• [RECORDS FOR THE EXERCISE]
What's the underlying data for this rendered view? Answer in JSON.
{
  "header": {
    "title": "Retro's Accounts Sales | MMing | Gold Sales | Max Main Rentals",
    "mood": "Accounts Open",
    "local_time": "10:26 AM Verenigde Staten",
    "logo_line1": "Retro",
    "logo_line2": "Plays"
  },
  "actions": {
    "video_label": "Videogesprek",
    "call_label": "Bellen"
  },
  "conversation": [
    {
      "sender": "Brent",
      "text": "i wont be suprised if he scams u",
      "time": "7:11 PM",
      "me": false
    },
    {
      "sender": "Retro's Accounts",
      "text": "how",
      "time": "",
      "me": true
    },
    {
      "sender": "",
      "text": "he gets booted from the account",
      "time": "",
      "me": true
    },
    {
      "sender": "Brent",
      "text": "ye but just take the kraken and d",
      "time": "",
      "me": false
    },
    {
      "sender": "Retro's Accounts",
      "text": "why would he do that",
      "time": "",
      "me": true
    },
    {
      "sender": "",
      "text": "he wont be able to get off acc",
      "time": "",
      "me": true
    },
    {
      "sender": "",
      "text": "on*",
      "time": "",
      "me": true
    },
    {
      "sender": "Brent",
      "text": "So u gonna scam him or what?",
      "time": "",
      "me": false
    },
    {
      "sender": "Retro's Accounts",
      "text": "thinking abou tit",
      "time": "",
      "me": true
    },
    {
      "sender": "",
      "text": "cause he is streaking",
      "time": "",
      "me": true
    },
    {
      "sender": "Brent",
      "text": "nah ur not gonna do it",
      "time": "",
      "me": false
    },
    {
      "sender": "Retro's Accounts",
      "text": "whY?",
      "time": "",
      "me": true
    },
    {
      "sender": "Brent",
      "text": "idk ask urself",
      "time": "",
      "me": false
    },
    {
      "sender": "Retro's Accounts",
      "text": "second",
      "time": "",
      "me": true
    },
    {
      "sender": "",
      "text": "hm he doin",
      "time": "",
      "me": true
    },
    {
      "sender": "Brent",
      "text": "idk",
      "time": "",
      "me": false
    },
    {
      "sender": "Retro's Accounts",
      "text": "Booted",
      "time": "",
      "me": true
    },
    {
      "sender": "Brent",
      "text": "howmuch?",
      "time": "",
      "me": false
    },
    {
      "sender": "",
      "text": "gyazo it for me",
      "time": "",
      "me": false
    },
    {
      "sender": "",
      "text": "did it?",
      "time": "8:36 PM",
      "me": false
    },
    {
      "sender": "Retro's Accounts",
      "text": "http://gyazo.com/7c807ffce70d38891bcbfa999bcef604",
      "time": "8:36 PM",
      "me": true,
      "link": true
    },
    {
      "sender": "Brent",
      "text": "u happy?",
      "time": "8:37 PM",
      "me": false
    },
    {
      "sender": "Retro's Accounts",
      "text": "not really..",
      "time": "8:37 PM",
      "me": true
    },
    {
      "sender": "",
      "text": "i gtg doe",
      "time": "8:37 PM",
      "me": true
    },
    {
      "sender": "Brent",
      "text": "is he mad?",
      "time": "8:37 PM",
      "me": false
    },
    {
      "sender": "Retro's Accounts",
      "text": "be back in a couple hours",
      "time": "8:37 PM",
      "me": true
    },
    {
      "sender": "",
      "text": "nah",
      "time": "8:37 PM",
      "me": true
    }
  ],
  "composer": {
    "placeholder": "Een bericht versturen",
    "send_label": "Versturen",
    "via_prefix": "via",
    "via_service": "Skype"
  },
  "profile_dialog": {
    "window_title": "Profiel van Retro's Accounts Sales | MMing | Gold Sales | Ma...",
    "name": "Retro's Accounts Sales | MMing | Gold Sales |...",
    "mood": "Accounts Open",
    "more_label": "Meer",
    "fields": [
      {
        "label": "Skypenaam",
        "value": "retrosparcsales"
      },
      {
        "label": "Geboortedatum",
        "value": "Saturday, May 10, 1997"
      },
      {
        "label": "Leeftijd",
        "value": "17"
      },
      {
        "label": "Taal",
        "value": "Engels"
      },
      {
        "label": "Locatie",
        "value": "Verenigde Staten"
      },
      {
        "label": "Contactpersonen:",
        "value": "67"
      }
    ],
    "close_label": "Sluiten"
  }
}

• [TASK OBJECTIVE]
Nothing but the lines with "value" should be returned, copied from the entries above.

• [RESPONSE AREA]
        "value": "retrosparcsales"
        "value": "Saturday, May 10, 1997"
        "value": "17"
        "value": "Engels"
        "value": "Verenigde Staten"
        "value": "67"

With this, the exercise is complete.